_THE DATA_
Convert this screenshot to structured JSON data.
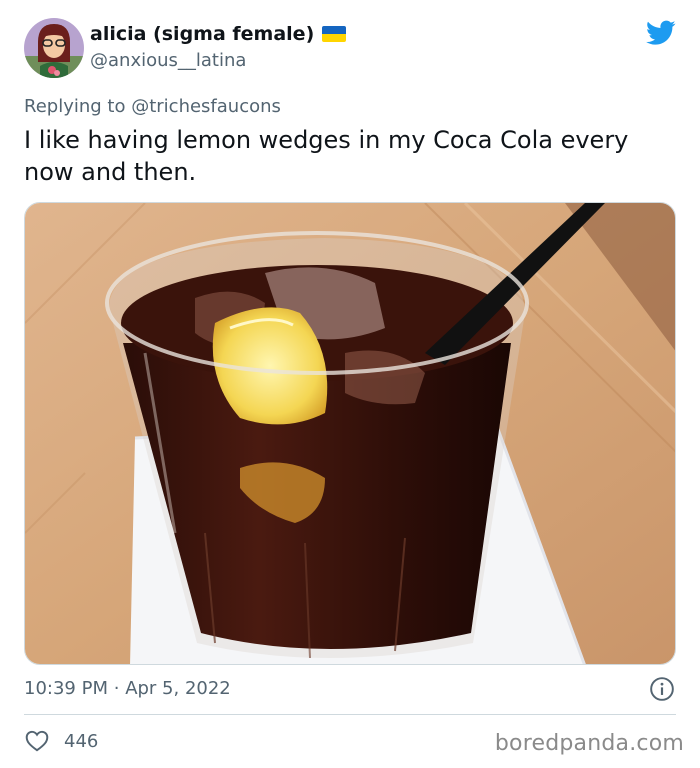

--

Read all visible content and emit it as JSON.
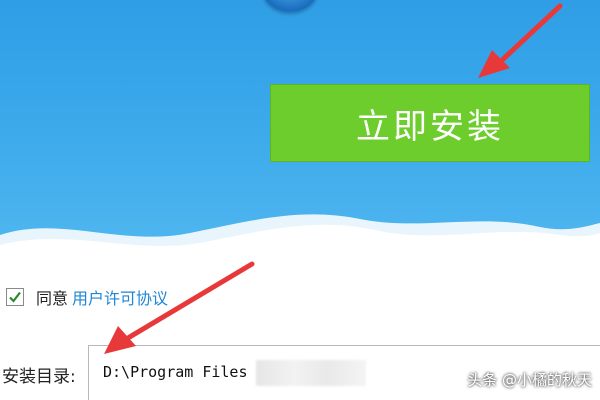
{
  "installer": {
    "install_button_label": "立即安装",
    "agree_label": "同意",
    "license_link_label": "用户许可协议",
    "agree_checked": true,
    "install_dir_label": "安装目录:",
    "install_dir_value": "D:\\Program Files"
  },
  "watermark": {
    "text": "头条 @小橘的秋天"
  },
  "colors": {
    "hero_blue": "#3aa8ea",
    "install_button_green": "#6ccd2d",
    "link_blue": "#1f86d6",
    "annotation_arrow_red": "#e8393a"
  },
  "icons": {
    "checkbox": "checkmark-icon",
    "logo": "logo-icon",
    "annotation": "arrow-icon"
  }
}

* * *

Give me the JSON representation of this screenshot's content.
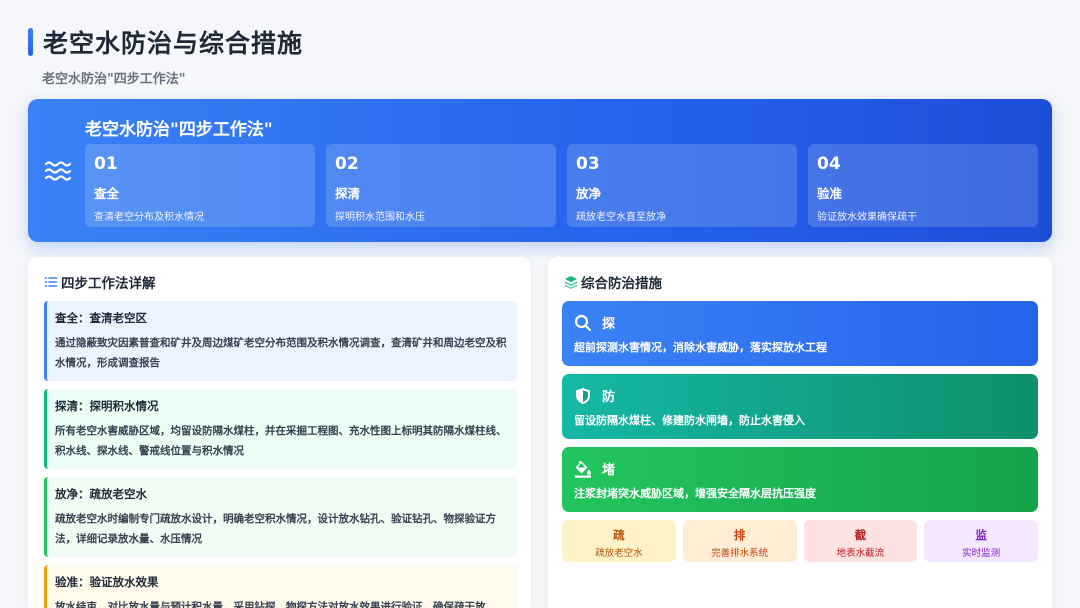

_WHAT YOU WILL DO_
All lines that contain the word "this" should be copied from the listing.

_WRITTEN SOLUTION_
Convert this screenshot to structured JSON data.
Give me the JSON representation of this screenshot's content.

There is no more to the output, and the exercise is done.